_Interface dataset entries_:
------------------------------------------------

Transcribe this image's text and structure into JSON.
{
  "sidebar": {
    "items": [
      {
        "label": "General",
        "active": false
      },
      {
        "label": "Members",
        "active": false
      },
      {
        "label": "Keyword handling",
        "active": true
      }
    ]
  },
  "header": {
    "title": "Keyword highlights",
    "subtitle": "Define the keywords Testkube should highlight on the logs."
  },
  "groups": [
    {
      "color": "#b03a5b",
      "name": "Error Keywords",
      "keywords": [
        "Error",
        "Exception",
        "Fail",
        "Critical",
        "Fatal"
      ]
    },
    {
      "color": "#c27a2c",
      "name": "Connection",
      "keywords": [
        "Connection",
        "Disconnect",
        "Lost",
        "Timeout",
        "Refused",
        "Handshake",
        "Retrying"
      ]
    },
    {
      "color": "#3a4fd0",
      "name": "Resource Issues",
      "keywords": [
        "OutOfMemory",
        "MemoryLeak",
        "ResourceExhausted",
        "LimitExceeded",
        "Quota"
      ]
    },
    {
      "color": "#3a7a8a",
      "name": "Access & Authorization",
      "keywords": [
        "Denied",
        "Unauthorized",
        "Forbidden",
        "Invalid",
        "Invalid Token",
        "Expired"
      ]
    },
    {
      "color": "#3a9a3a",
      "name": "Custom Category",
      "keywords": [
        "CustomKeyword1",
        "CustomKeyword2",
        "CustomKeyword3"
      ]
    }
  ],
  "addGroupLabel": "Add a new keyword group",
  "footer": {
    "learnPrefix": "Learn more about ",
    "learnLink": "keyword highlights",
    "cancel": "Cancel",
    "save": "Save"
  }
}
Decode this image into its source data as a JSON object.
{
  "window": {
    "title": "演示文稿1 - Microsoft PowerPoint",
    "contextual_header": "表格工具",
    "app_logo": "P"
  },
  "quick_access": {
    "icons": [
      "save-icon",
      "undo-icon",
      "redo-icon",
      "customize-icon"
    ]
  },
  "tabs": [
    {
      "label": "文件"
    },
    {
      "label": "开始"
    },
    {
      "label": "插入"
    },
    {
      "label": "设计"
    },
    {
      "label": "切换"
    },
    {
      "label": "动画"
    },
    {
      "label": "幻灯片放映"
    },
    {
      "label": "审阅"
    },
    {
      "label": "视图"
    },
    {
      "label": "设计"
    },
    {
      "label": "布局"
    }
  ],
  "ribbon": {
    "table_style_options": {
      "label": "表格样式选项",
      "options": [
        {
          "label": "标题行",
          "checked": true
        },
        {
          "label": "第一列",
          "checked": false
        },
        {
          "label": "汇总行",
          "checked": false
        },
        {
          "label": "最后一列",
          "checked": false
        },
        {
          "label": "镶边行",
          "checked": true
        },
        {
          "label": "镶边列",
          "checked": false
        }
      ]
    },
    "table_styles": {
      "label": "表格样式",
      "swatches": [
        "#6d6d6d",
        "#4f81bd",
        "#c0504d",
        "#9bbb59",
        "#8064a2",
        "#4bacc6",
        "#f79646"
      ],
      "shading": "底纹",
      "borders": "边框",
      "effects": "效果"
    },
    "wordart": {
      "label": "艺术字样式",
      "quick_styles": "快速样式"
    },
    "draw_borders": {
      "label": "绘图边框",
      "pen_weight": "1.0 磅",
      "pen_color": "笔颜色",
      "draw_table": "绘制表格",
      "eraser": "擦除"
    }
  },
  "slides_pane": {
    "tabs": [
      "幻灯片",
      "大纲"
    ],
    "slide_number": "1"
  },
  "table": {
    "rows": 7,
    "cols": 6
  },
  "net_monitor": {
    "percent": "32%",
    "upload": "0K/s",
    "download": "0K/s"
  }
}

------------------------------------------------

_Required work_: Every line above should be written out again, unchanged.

_Answer box_:
Transcribe this image's text and structure into JSON.
{
  "sidebar": {
    "items": [
      {
        "label": "General",
        "active": false
      },
      {
        "label": "Members",
        "active": false
      },
      {
        "label": "Keyword handling",
        "active": true
      }
    ]
  },
  "header": {
    "title": "Keyword highlights",
    "subtitle": "Define the keywords Testkube should highlight on the logs."
  },
  "groups": [
    {
      "color": "#b03a5b",
      "name": "Error Keywords",
      "keywords": [
        "Error",
        "Exception",
        "Fail",
        "Critical",
        "Fatal"
      ]
    },
    {
      "color": "#c27a2c",
      "name": "Connection",
      "keywords": [
        "Connection",
        "Disconnect",
        "Lost",
        "Timeout",
        "Refused",
        "Handshake",
        "Retrying"
      ]
    },
    {
      "color": "#3a4fd0",
      "name": "Resource Issues",
      "keywords": [
        "OutOfMemory",
        "MemoryLeak",
        "ResourceExhausted",
        "LimitExceeded",
        "Quota"
      ]
    },
    {
      "color": "#3a7a8a",
      "name": "Access & Authorization",
      "keywords": [
        "Denied",
        "Unauthorized",
        "Forbidden",
        "Invalid",
        "Invalid Token",
        "Expired"
      ]
    },
    {
      "color": "#3a9a3a",
      "name": "Custom Category",
      "keywords": [
        "CustomKeyword1",
        "CustomKeyword2",
        "CustomKeyword3"
      ]
    }
  ],
  "addGroupLabel": "Add a new keyword group",
  "footer": {
    "learnPrefix": "Learn more about ",
    "learnLink": "keyword highlights",
    "cancel": "Cancel",
    "save": "Save"
  }
}
Decode this image into its source data as a JSON object.
{
  "window": {
    "title": "演示文稿1 - Microsoft PowerPoint",
    "contextual_header": "表格工具",
    "app_logo": "P"
  },
  "quick_access": {
    "icons": [
      "save-icon",
      "undo-icon",
      "redo-icon",
      "customize-icon"
    ]
  },
  "tabs": [
    {
      "label": "文件"
    },
    {
      "label": "开始"
    },
    {
      "label": "插入"
    },
    {
      "label": "设计"
    },
    {
      "label": "切换"
    },
    {
      "label": "动画"
    },
    {
      "label": "幻灯片放映"
    },
    {
      "label": "审阅"
    },
    {
      "label": "视图"
    },
    {
      "label": "设计"
    },
    {
      "label": "布局"
    }
  ],
  "ribbon": {
    "table_style_options": {
      "label": "表格样式选项",
      "options": [
        {
          "label": "标题行",
          "checked": true
        },
        {
          "label": "第一列",
          "checked": false
        },
        {
          "label": "汇总行",
          "checked": false
        },
        {
          "label": "最后一列",
          "checked": false
        },
        {
          "label": "镶边行",
          "checked": true
        },
        {
          "label": "镶边列",
          "checked": false
        }
      ]
    },
    "table_styles": {
      "label": "表格样式",
      "swatches": [
        "#6d6d6d",
        "#4f81bd",
        "#c0504d",
        "#9bbb59",
        "#8064a2",
        "#4bacc6",
        "#f79646"
      ],
      "shading": "底纹",
      "borders": "边框",
      "effects": "效果"
    },
    "wordart": {
      "label": "艺术字样式",
      "quick_styles": "快速样式"
    },
    "draw_borders": {
      "label": "绘图边框",
      "pen_weight": "1.0 磅",
      "pen_color": "笔颜色",
      "draw_table": "绘制表格",
      "eraser": "擦除"
    }
  },
  "slides_pane": {
    "tabs": [
      "幻灯片",
      "大纲"
    ],
    "slide_number": "1"
  },
  "table": {
    "rows": 7,
    "cols": 6
  },
  "net_monitor": {
    "percent": "32%",
    "upload": "0K/s",
    "download": "0K/s"
  }
}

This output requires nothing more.